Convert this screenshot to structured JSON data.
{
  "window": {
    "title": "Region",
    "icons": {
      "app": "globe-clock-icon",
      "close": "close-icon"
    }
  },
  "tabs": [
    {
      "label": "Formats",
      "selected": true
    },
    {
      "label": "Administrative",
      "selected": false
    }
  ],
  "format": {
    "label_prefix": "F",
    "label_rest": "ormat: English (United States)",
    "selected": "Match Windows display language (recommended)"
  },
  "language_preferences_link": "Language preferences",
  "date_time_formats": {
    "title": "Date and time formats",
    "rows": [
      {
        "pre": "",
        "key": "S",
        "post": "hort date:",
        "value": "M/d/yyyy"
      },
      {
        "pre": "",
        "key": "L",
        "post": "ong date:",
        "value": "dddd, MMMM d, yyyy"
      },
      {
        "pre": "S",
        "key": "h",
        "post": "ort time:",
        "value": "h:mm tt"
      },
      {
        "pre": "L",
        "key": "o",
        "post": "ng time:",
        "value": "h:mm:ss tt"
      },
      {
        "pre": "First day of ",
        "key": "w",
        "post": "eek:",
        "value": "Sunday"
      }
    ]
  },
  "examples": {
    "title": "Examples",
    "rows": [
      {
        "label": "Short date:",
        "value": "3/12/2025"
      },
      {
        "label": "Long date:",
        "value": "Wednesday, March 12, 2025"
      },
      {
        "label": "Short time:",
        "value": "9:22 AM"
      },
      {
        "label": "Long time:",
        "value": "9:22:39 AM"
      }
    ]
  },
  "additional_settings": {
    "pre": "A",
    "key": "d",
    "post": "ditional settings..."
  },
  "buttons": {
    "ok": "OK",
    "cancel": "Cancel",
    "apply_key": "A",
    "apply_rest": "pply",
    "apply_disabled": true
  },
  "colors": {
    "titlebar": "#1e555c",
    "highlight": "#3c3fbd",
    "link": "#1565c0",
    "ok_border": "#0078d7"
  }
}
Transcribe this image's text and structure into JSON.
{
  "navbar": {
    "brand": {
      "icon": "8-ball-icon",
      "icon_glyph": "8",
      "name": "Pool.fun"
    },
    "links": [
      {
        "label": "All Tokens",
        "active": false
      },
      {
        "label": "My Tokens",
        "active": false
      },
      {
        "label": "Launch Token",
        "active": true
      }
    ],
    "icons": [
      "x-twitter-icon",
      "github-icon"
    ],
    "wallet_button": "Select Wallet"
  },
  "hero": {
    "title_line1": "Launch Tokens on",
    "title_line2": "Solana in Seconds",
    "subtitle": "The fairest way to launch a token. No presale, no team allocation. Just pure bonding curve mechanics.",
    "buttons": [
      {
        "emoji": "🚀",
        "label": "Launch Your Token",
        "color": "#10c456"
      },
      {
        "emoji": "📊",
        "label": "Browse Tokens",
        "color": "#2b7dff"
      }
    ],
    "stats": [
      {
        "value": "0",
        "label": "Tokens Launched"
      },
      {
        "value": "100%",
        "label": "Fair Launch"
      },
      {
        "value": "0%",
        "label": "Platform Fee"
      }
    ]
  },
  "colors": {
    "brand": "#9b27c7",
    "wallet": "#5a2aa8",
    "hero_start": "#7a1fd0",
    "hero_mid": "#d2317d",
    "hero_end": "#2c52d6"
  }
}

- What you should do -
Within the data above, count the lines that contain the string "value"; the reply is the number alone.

- Result for this task -
12